PL: What other events do you consider a must in New York right now?
Policy: I don't get to attend as much as I want to, but I love what Justin and Eamon are doing with Mister Saturday Night. Their guest DJ's and vibe at their parties are spectacular. I still have to get to a Dog and Pony Show event, as those guys have been big supporters of mine. They've also been bringing class acts to this city.
PL: Does visual art play any part in your inspiration?
Policy: I've always loved the combination of visuals and music, so of course movie soundtracks were a big part of my tape collection growing up. I don't necessarily use visuals as inspiration for my electronic music, but a lot of feedback I've received mention that my work is cinematic. There's probably a cheese factor that subconsciously inspires me. But I'd say that my film work really helped cultivate the notion of creating scenes or moods that tug directly at people's emotions. If they conjure visuals, that's probably why my music has been described as cinematic. I definitely don't have synethesia, but maybe I have a distant malformed cousin of it, where notes produce a particular camera shot. I will say that “Look at Them” on my album is a direct response to a particular movie scene in a Scorcese film. I tend to remember powerful scenes, as if they were important moments in my life.
PL: TURRBOTAX® seems to be a reference point for you. Do you have any affiliation with the idea of 'post-dubstep' ? Do you see a connection to that scene with your current sound?
Policy: If I've felt a connection to “post-dubstep”, I think it's mostly been as an attitude and a direction for me. Honestly, I don't think I ever fully appreciated dubstep, because I was not involved in the scene until very late. Turrbotax was instrumental because it exposed me not only to other people in the scene, but also music that I wasn't really tuned into on my own. As far as my sound, I probably am lumped in with the post-dubstep crowd because my earliest work was very much influenced by the darker, rolling low-end of dubstep. But it wasn't until I signed with Rush Hour that I started to see references to house and techno in connection with my sound. I never even considered myself as a house or techno artist either. So I guess I'm an orphan, because I never fully lined up with a particular genre.
PL: What's your studio setup? When you play live, what's that look like?
Policy: I've used Cubase since the beginning, along with some outboard synths.
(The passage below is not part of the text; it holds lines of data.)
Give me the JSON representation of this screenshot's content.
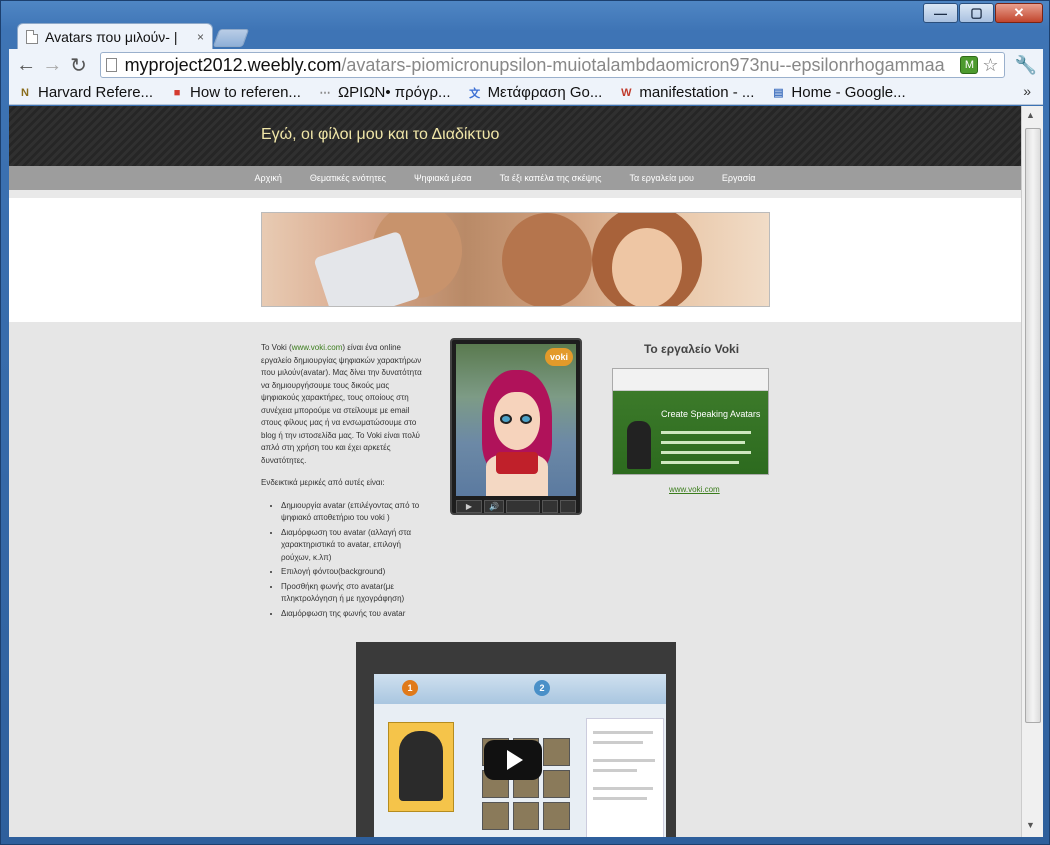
{
  "window": {
    "tab_title": "Avatars που μιλούν- |",
    "tab_close": "×",
    "minimize": "—",
    "maximize": "▢",
    "close": "✕"
  },
  "toolbar": {
    "back": "←",
    "forward": "→",
    "reload": "↻",
    "url_host": "myproject2012.weebly.com",
    "url_path": "/avatars-piomicronupsilon-muiotalambdaomicron973nu--epsilonrhogammaa",
    "extension": "M",
    "star": "☆",
    "wrench": "🔧"
  },
  "bookmarks": [
    {
      "label": "Harvard Refere...",
      "icon": "N",
      "icon_color": "#8a6d1c"
    },
    {
      "label": "How to referen...",
      "icon": "■",
      "icon_color": "#d43a2f"
    },
    {
      "label": "ΩΡΙΩΝ• πρόγρ...",
      "icon": "⋯",
      "icon_color": "#888888"
    },
    {
      "label": "Μετάφραση Go...",
      "icon": "文",
      "icon_color": "#3b6fd4"
    },
    {
      "label": "manifestation - ...",
      "icon": "W",
      "icon_color": "#c03a2b"
    },
    {
      "label": "Home - Google...",
      "icon": "▤",
      "icon_color": "#4a78c2"
    }
  ],
  "bookmarks_more": "»",
  "site": {
    "title": "Εγώ, οι φίλοι μου και το Διαδίκτυο",
    "nav": [
      "Αρχική",
      "Θεματικές ενότητες",
      "Ψηφιακά μέσα",
      "Τα έξι καπέλα της σκέψης",
      "Τα εργαλεία μου",
      "Εργασία"
    ]
  },
  "content": {
    "intro_before_link": "Το Voki (",
    "intro_link": "www.voki.com",
    "intro_after_link": ") είναι ένα online εργαλείο δημιουργίας ψηφιακών χαρακτήρων που μιλούν(avatar). Μας δίνει την δυνατότητα να δημιουργήσουμε τους δικούς μας ψηφιακούς χαρακτήρες, τους οποίους στη συνέχεια μπορούμε να στείλουμε με email στους φίλους μας ή να ενσωματώσουμε στο blog ή την ιστοσελίδα μας. Το Voki είναι πολύ απλό στη χρήση του και έχει αρκετές δυνατότητες.",
    "list_intro": "Ενδεικτικά μερικές από αυτές είναι:",
    "features": [
      "Δημιουργία avatar (επιλέγοντας από το ψηφιακό αποθετήριο του voki )",
      "Διαμόρφωση του avatar (αλλαγή στα χαρακτηριστικά το avatar, επιλογή ρούχων, κ.λπ)",
      "Επιλογή φόντου(background)",
      "Προσθήκη φωνής στο avatar(με πληκτρολόγηση ή με ηχογράφηση)",
      "Διαμόρφωση της φωνής του avatar"
    ]
  },
  "voki_player": {
    "logo": "voki",
    "play": "▶",
    "volume": "🔊"
  },
  "sidebar": {
    "heading": "Το εργαλείο Voki",
    "screenshot_title": "Create Speaking Avatars",
    "link": "www.voki.com"
  },
  "video": {
    "step1": "1",
    "step2": "2"
  },
  "scroll": {
    "up": "▲",
    "down": "▼"
  }
}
I like starting with samples or sounds outside of the computer and bringing them in and processing them. If you see me play out, you might see some records and some digital files going through a mixer :)